We’ve witnessed one or two partial and full global financial crises in our lifetime, the most notable of which was perhaps the recession around 2008/2009, but what would a full-scale global financial crisis akin to the 1929 Great Depression mean for the casino and gambling industry? What would it mean for the entire travel and tourism industry in general?
An Initial Spike in Business
It would probably take quite a while for the full effects of a financial crisis to completely sink in, particularly because financial crises eventually come to an end and then it’s business as usual. Casinos form part of an industry which is usually one of the last to be hit by the effects of a recession, often witnessing a spike in business as a result of the allure of quick and easy money.
Going Fully Online
Perhaps that part of the casino and hospitality industry that would suffer the most in the midst of a global financial crisis is its hospitality leg. Playing online bingo, online slots, online tables and gambling online in a number of other ways is already a widespread practice and perhaps one which would take full-effect if the next financial crisis lasted very long.

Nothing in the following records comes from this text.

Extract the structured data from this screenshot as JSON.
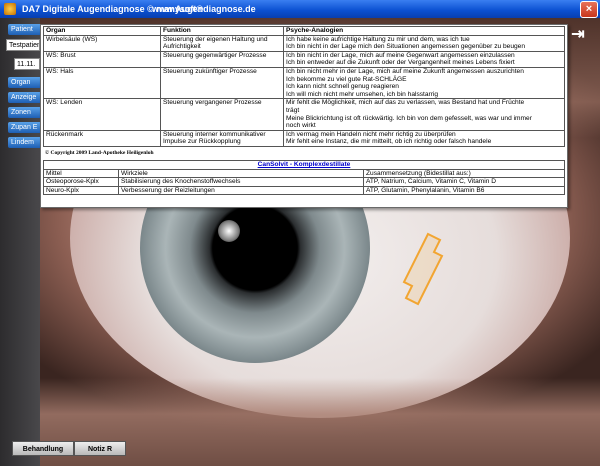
{
  "window": {
    "title_left": "DA7 Digitale Augendiagnose  © manysoft®",
    "title_right": "www.Augendiagnose.de",
    "close_label": "×"
  },
  "sidebar": {
    "items": [
      {
        "label": "Patient"
      },
      {
        "label": "Testpatien"
      },
      {
        "label": "11.11."
      },
      {
        "label": "Organ"
      },
      {
        "label": "Anzeige"
      },
      {
        "label": "Zonen"
      },
      {
        "label": "Zupan E"
      },
      {
        "label": "Lindem"
      }
    ]
  },
  "analysis_table": {
    "headers": [
      "Organ",
      "Funktion",
      "Psyche-Analogien"
    ],
    "rows": [
      {
        "organ": "Wirbelsäule (WS)",
        "funktion": [
          "Steuerung der eigenen Haltung und",
          "Aufrichtigkeit"
        ],
        "psyche": [
          "Ich habe keine aufrichtige Haltung zu mir und dem, was ich tue",
          "Ich bin nicht in der Lage mich den Situationen angemessen gegenüber zu beugen"
        ]
      },
      {
        "organ": "WS: Brust",
        "funktion": [
          "Steuerung gegenwärtiger Prozesse",
          ""
        ],
        "psyche": [
          "Ich bin nicht in der Lage, mich auf meine Gegenwart angemessen einzulassen",
          "Ich bin entweder auf die Zukunft oder der Vergangenheit meines Lebens fixiert"
        ]
      },
      {
        "organ": "WS: Hals",
        "funktion": [
          "Steuerung zukünftiger Prozesse",
          ""
        ],
        "psyche": [
          "Ich bin nicht mehr in der Lage, mich auf meine Zukunft angemessen auszurichten",
          "Ich bekomme zu viel gute Rat-SCHLÄGE",
          "Ich kann nicht schnell genug reagieren",
          "Ich will mich nicht mehr umsehen, ich bin halsstarrig"
        ]
      },
      {
        "organ": "WS: Lenden",
        "funktion": [
          "Steuerung vergangener Prozesse",
          ""
        ],
        "psyche": [
          "Mir fehlt die Möglichkeit, mich auf das zu verlassen, was Bestand hat und Früchte",
          "trägt",
          "Meine Blickrichtung ist oft rückwärtig. Ich bin von dem gefesselt, was war und immer",
          "noch wirkt"
        ]
      },
      {
        "organ": "Rückenmark",
        "funktion": [
          "Steuerung interner kommunikativer",
          "Impulse zur Rückkopplung"
        ],
        "psyche": [
          "Ich vermag mein Handeln nicht mehr richtig zu überprüfen",
          "Mir fehlt eine Instanz, die mir mitteilt, ob ich richtig oder falsch handele"
        ]
      }
    ]
  },
  "copyright": "© Copyright 2009 Land-Apotheke Heiligenloh",
  "cansolvit": {
    "title": "CanSolvit - Komplexdestillate",
    "headers": [
      "Mittel",
      "Wirkziele",
      "Zusammensetzung (Bidestillat aus:)"
    ],
    "rows": [
      [
        "Osteoporose-Kplx",
        "Stabilisierung des Knochenstoffwechsels",
        "ATP, Natrium, Calcium, Vitamin C, Vitamin D"
      ],
      [
        "Neuro-Kplx",
        "Verbesserung der Reizleitungen",
        "ATP, Glutamin, Phenylalanin, Vitamin B6"
      ]
    ]
  },
  "buttons": {
    "behandlung": "Behandlung",
    "notiz": "Notiz R"
  },
  "colors": {
    "titlebar": "#0a4fd0",
    "sidebar_button": "#1e5fb4",
    "link_blue": "#0000cc",
    "marker": "#f2a531"
  }
}
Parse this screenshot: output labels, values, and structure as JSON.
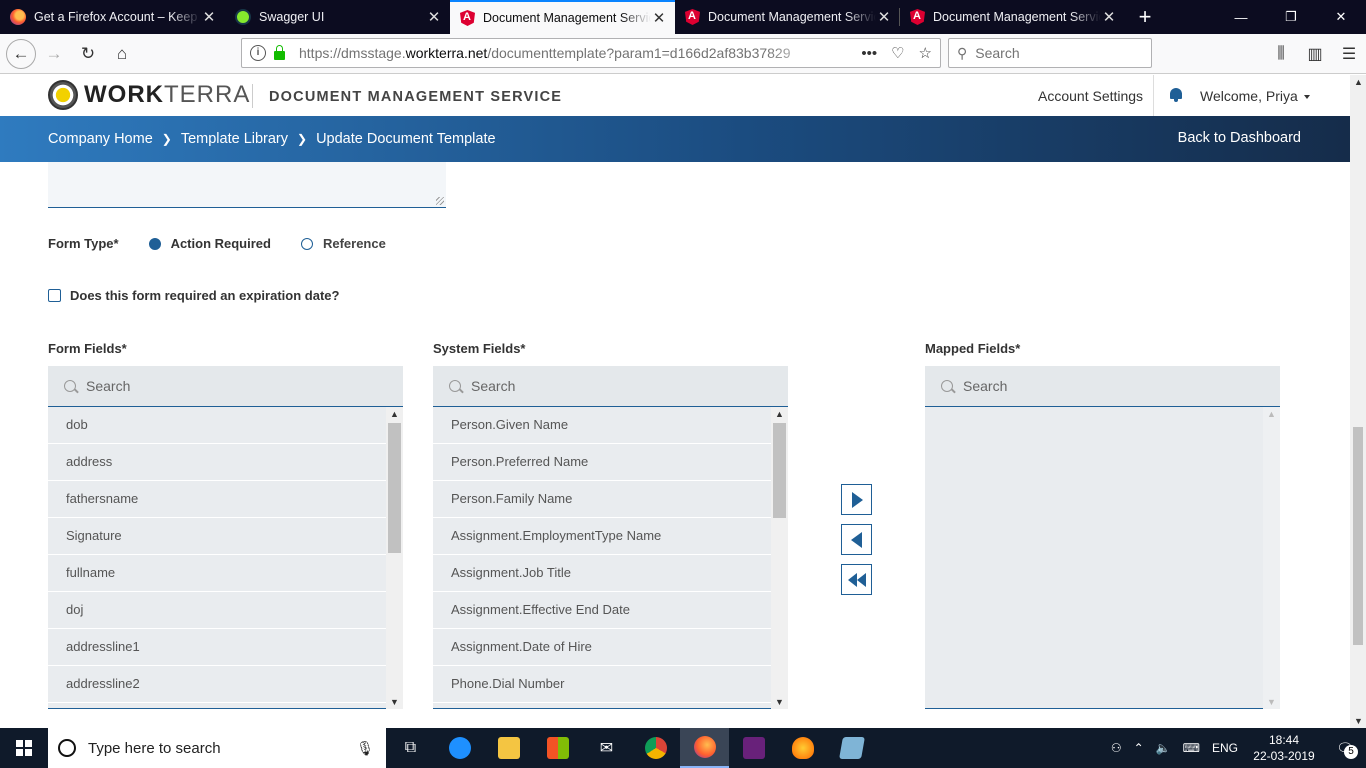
{
  "browser": {
    "tabs": [
      {
        "title": "Get a Firefox Account – Keep your data private",
        "icon": "firefox-icon",
        "active": false
      },
      {
        "title": "Swagger UI",
        "icon": "swagger-icon",
        "active": false
      },
      {
        "title": "Document Management Service",
        "icon": "angular-icon",
        "active": true
      },
      {
        "title": "Document Management Service",
        "icon": "angular-icon",
        "active": false
      },
      {
        "title": "Document Management Service",
        "icon": "angular-icon",
        "active": false
      }
    ],
    "url_prefix": "https://dmsstage.",
    "url_domain": "workterra.net",
    "url_path": "/documenttemplate?param1=d166d2af83b37829",
    "search_placeholder": "Search"
  },
  "app": {
    "logo_bold": "WORK",
    "logo_light": "TERRA",
    "title": "DOCUMENT MANAGEMENT SERVICE",
    "account_settings": "Account Settings",
    "welcome": "Welcome, Priya"
  },
  "breadcrumb": {
    "items": [
      "Company Home",
      "Template Library",
      "Update Document Template"
    ],
    "back": "Back to Dashboard"
  },
  "form": {
    "form_type_label": "Form Type*",
    "options": [
      {
        "label": "Action Required",
        "selected": true
      },
      {
        "label": "Reference",
        "selected": false
      }
    ],
    "expiration_label": "Does this form required an expiration date?",
    "expiration_checked": false
  },
  "panels": {
    "form_fields": {
      "label": "Form Fields*",
      "search_placeholder": "Search",
      "items": [
        "dob",
        "address",
        "fathersname",
        "Signature",
        "fullname",
        "doj",
        "addressline1",
        "addressline2"
      ]
    },
    "system_fields": {
      "label": "System Fields*",
      "search_placeholder": "Search",
      "items": [
        "Person.Given Name",
        "Person.Preferred Name",
        "Person.Family Name",
        "Assignment.EmploymentType Name",
        "Assignment.Job Title",
        "Assignment.Effective End Date",
        "Assignment.Date of Hire",
        "Phone.Dial Number"
      ]
    },
    "mapped_fields": {
      "label": "Mapped Fields*",
      "search_placeholder": "Search",
      "items": []
    }
  },
  "taskbar": {
    "search_placeholder": "Type here to search",
    "language": "ENG",
    "time": "18:44",
    "date": "22-03-2019",
    "notifications": "5"
  },
  "colors": {
    "primary": "#1f5f96",
    "band_start": "#2f7bbf",
    "band_end": "#152c4a",
    "panel_bg": "#e9ecef"
  }
}
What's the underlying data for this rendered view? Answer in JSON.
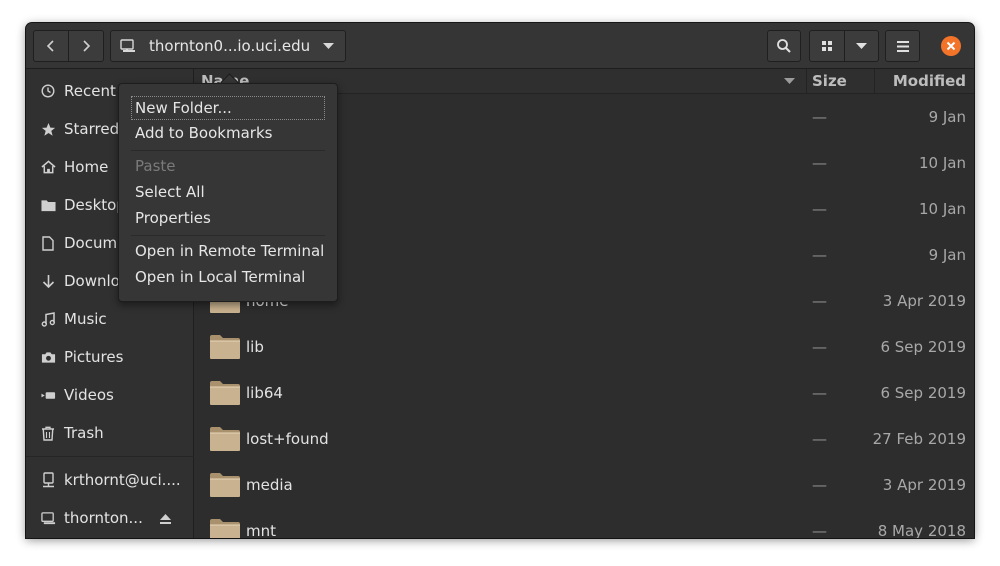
{
  "window": {
    "location_label": "thornton0...io.uci.edu"
  },
  "columns": {
    "name": "Name",
    "size": "Size",
    "modified": "Modified"
  },
  "sidebar": {
    "items": [
      {
        "label": "Recent",
        "icon": "clock-icon"
      },
      {
        "label": "Starred",
        "icon": "star-icon"
      },
      {
        "label": "Home",
        "icon": "home-icon"
      },
      {
        "label": "Desktop",
        "icon": "folder-icon"
      },
      {
        "label": "Documents",
        "icon": "document-icon"
      },
      {
        "label": "Downloads",
        "icon": "download-icon"
      },
      {
        "label": "Music",
        "icon": "music-icon"
      },
      {
        "label": "Pictures",
        "icon": "camera-icon"
      },
      {
        "label": "Videos",
        "icon": "video-icon"
      },
      {
        "label": "Trash",
        "icon": "trash-icon"
      }
    ],
    "mounts": [
      {
        "label": "krthornt@uci....",
        "icon": "network-drive-icon"
      },
      {
        "label": "thornton...",
        "icon": "network-folder-icon",
        "eject": true
      }
    ]
  },
  "files": [
    {
      "name": "",
      "size": "—",
      "modified": "9 Jan"
    },
    {
      "name": "",
      "size": "—",
      "modified": "10 Jan"
    },
    {
      "name": "",
      "size": "—",
      "modified": "10 Jan"
    },
    {
      "name": "",
      "size": "—",
      "modified": "9 Jan"
    },
    {
      "name": "home",
      "size": "—",
      "modified": "3 Apr 2019"
    },
    {
      "name": "lib",
      "size": "—",
      "modified": "6 Sep 2019"
    },
    {
      "name": "lib64",
      "size": "—",
      "modified": "6 Sep 2019"
    },
    {
      "name": "lost+found",
      "size": "—",
      "modified": "27 Feb 2019"
    },
    {
      "name": "media",
      "size": "—",
      "modified": "3 Apr 2019"
    },
    {
      "name": "mnt",
      "size": "—",
      "modified": "8 May 2018"
    }
  ],
  "context_menu": {
    "new_folder": "New Folder...",
    "add_bookmarks": "Add to Bookmarks",
    "paste": "Paste",
    "select_all": "Select All",
    "properties": "Properties",
    "open_remote_terminal": "Open in Remote Terminal",
    "open_local_terminal": "Open in Local Terminal"
  },
  "colors": {
    "close_button": "#f37329",
    "folder": "#c9b28f",
    "background": "#2d2d2d"
  }
}
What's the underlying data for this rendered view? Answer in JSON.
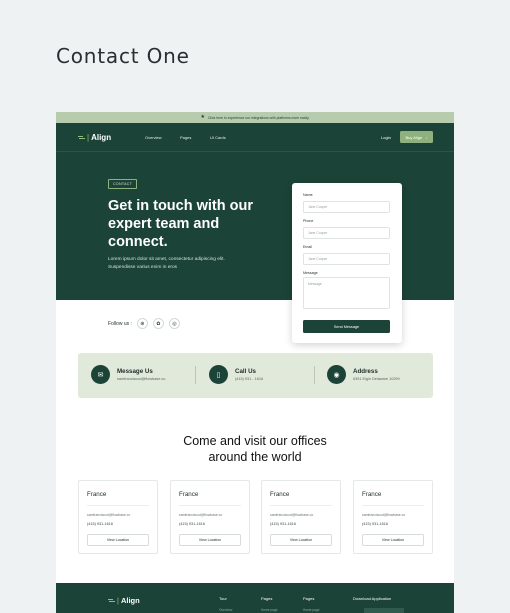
{
  "page_title": "Contact One",
  "banner": {
    "icon": "star-icon",
    "text": "Click here to experience our integrations with platforms more easily."
  },
  "nav": {
    "logo": "Align",
    "links": [
      "Overview",
      "Pages",
      "UI Cards"
    ],
    "login": "Login",
    "buy": "Buy Align",
    "buy_arrow": "›"
  },
  "hero": {
    "tag": "CONTACT",
    "headline": "Get in touch with our expert team and connect.",
    "lead": "Lorem ipsum dolor sit amet, consectetur adipiscing elit. Suspendisse varius enim in eros"
  },
  "form": {
    "name_label": "Name",
    "name_placeholder": "Jane Cooper",
    "phone_label": "Phone",
    "phone_placeholder": "Jane Cooper",
    "email_label": "Email",
    "email_placeholder": "Jane Cooper",
    "message_label": "Message",
    "message_placeholder": "Message",
    "submit": "Send Message"
  },
  "follow": {
    "label": "Follow us :",
    "icons": [
      "⊕",
      "✿",
      "◎"
    ]
  },
  "contact_info": [
    {
      "icon": "mail-icon",
      "glyph": "✉",
      "title": "Message Us",
      "value": "samfranciscod@flowbase.co"
    },
    {
      "icon": "phone-icon",
      "glyph": "▯",
      "title": "Call Us",
      "value": "(415) 931 - 1616"
    },
    {
      "icon": "location-icon",
      "glyph": "◉",
      "title": "Address",
      "value": "6391 Elgin Delaware 10299"
    }
  ],
  "offices": {
    "title_line1": "Come and visit our offices",
    "title_line2": "around the world",
    "items": [
      {
        "name": "France",
        "email": "samfranciscod@flowbase.co",
        "phone": "(415) 931-1616",
        "button": "View Location"
      },
      {
        "name": "France",
        "email": "samfranciscod@flowbase.co",
        "phone": "(415) 931-1616",
        "button": "View Location"
      },
      {
        "name": "France",
        "email": "samfranciscod@flowbase.co",
        "phone": "(415) 931-1616",
        "button": "View Location"
      },
      {
        "name": "France",
        "email": "samfranciscod@flowbase.co",
        "phone": "(415) 931-1616",
        "button": "View Location"
      }
    ]
  },
  "footer": {
    "logo": "Align",
    "col1": "Tour",
    "col2": "Pages",
    "col3": "Pages",
    "col4": "Download Application",
    "sub1": "Overview",
    "sub2": "Home page",
    "sub3": "Home page"
  },
  "colors": {
    "brand_dark": "#1c4337",
    "accent": "#8fb17e",
    "banner": "#b7ccac",
    "info_bg": "#e1e9db"
  }
}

That would probably result in traditional brick-and-mortar casinos losing the business that comes through their hotels and restaurants, but the very idea of gambling and casinos will likely be around for as long as trade, commerce, money and currencies exist.
Re-Activating Survivalist Mode
If you are indeed worried about the direction of the economy heading towards the mother of all recessions, particularly with regards to the implications it’ll have on your ability to continue pursuing your passion for travelling, a quick look at history will put your mind at ease. Man’s desire to explore the world, cross oceans, trade and discover faraway places and cultures was just as strong as it is now, long before we had the luxury of jumping onto a plane and landing at our destinations within a few hours. Sure, it might take a little bit longer to get to your destinations and it might take a little more of a creative approach to fund your travels, but there is nothing in this world which can kill that wanderlust travellers have brewing inside of them. If you can recall anytime in your life when you scored a free lift as a hitchhiker or some generous local in a faraway place set out an extra place at the dinner table for you, you’ll very quickly realise that travelling will always be an option, regardless of any financial crisis.